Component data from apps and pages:
--------

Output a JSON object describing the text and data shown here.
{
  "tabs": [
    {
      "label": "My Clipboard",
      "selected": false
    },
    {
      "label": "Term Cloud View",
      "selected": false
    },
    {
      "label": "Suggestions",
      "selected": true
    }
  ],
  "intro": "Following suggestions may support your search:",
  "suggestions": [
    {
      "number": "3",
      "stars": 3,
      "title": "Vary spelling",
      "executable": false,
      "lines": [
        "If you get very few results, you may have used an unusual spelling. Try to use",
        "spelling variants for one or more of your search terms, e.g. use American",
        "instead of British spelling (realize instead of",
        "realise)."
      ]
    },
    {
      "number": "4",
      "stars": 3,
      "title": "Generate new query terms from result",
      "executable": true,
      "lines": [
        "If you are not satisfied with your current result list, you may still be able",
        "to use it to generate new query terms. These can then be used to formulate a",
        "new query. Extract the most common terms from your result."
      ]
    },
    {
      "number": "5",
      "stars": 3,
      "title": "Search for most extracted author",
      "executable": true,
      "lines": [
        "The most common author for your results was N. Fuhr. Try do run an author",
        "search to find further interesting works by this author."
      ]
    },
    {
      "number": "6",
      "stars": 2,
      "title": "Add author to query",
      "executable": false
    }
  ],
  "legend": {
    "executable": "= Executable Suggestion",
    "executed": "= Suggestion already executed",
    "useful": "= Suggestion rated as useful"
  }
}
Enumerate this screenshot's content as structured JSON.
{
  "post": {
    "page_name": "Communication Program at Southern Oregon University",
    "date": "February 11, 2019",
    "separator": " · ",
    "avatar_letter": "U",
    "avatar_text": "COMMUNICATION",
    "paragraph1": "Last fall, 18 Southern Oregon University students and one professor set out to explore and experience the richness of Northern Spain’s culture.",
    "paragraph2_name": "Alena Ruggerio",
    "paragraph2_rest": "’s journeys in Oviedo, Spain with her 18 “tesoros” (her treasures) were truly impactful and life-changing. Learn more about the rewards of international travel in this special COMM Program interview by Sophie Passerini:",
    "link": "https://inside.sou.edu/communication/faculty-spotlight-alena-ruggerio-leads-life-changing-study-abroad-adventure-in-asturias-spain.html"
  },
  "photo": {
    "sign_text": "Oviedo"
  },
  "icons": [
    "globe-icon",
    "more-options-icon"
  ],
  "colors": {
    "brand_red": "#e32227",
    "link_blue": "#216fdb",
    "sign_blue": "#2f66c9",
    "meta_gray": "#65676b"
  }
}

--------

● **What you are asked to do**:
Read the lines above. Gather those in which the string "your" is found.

● **Exercise result**:
  "intro": "Following suggestions may support your search:",
        "spelling variants for one or more of your search terms, e.g. use American",
        "If you are not satisfied with your current result list, you may still be able",
        "new query. Extract the most common terms from your result."
        "The most common author for your results was N. Fuhr. Try do run an author",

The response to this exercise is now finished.